Collection entries
• • • •

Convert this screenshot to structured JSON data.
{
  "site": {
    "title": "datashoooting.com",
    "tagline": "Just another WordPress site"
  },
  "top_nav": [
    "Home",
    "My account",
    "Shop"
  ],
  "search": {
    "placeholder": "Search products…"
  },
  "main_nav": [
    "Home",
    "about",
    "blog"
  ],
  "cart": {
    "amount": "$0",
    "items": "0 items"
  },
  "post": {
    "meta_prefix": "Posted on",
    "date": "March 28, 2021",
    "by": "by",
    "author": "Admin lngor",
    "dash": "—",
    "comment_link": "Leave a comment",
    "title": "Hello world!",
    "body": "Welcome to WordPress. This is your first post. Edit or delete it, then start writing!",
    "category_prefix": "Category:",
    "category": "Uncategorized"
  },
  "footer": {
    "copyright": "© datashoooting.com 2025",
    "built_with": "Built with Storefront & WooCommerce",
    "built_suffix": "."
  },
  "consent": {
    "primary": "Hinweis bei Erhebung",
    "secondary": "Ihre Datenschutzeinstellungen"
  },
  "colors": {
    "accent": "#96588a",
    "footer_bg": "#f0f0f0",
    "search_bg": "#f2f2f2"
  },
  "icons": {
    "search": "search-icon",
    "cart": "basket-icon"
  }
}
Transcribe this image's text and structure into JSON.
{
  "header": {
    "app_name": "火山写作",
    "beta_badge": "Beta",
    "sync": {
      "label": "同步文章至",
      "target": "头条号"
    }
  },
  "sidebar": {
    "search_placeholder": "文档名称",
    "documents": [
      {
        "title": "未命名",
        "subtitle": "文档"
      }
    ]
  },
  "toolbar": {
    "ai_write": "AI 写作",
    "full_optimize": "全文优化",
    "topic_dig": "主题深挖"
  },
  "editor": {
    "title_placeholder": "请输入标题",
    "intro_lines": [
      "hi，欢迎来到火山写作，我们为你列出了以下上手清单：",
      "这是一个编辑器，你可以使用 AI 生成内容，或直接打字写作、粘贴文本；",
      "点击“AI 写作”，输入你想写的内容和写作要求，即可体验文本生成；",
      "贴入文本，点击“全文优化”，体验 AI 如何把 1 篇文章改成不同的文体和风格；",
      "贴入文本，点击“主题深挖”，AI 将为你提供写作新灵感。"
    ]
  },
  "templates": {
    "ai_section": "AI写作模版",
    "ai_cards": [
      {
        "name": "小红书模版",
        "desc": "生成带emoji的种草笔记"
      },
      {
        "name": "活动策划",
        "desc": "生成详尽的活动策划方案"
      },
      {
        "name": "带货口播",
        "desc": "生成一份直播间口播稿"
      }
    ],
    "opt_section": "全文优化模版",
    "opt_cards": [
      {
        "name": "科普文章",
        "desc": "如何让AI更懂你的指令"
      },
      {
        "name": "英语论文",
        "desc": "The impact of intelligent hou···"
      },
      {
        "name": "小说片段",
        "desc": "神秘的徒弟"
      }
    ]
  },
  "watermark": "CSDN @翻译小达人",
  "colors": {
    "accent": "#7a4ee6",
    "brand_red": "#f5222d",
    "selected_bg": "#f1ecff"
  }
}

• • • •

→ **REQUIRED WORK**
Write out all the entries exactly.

→ **SOLUTION**
Convert this screenshot to structured JSON data.
{
  "site": {
    "title": "datashoooting.com",
    "tagline": "Just another WordPress site"
  },
  "top_nav": [
    "Home",
    "My account",
    "Shop"
  ],
  "search": {
    "placeholder": "Search products…"
  },
  "main_nav": [
    "Home",
    "about",
    "blog"
  ],
  "cart": {
    "amount": "$0",
    "items": "0 items"
  },
  "post": {
    "meta_prefix": "Posted on",
    "date": "March 28, 2021",
    "by": "by",
    "author": "Admin lngor",
    "dash": "—",
    "comment_link": "Leave a comment",
    "title": "Hello world!",
    "body": "Welcome to WordPress. This is your first post. Edit or delete it, then start writing!",
    "category_prefix": "Category:",
    "category": "Uncategorized"
  },
  "footer": {
    "copyright": "© datashoooting.com 2025",
    "built_with": "Built with Storefront & WooCommerce",
    "built_suffix": "."
  },
  "consent": {
    "primary": "Hinweis bei Erhebung",
    "secondary": "Ihre Datenschutzeinstellungen"
  },
  "colors": {
    "accent": "#96588a",
    "footer_bg": "#f0f0f0",
    "search_bg": "#f2f2f2"
  },
  "icons": {
    "search": "search-icon",
    "cart": "basket-icon"
  }
}
Transcribe this image's text and structure into JSON.
{
  "header": {
    "app_name": "火山写作",
    "beta_badge": "Beta",
    "sync": {
      "label": "同步文章至",
      "target": "头条号"
    }
  },
  "sidebar": {
    "search_placeholder": "文档名称",
    "documents": [
      {
        "title": "未命名",
        "subtitle": "文档"
      }
    ]
  },
  "toolbar": {
    "ai_write": "AI 写作",
    "full_optimize": "全文优化",
    "topic_dig": "主题深挖"
  },
  "editor": {
    "title_placeholder": "请输入标题",
    "intro_lines": [
      "hi，欢迎来到火山写作，我们为你列出了以下上手清单：",
      "这是一个编辑器，你可以使用 AI 生成内容，或直接打字写作、粘贴文本；",
      "点击“AI 写作”，输入你想写的内容和写作要求，即可体验文本生成；",
      "贴入文本，点击“全文优化”，体验 AI 如何把 1 篇文章改成不同的文体和风格；",
      "贴入文本，点击“主题深挖”，AI 将为你提供写作新灵感。"
    ]
  },
  "templates": {
    "ai_section": "AI写作模版",
    "ai_cards": [
      {
        "name": "小红书模版",
        "desc": "生成带emoji的种草笔记"
      },
      {
        "name": "活动策划",
        "desc": "生成详尽的活动策划方案"
      },
      {
        "name": "带货口播",
        "desc": "生成一份直播间口播稿"
      }
    ],
    "opt_section": "全文优化模版",
    "opt_cards": [
      {
        "name": "科普文章",
        "desc": "如何让AI更懂你的指令"
      },
      {
        "name": "英语论文",
        "desc": "The impact of intelligent hou···"
      },
      {
        "name": "小说片段",
        "desc": "神秘的徒弟"
      }
    ]
  },
  "watermark": "CSDN @翻译小达人",
  "colors": {
    "accent": "#7a4ee6",
    "brand_red": "#f5222d",
    "selected_bg": "#f1ecff"
  }
}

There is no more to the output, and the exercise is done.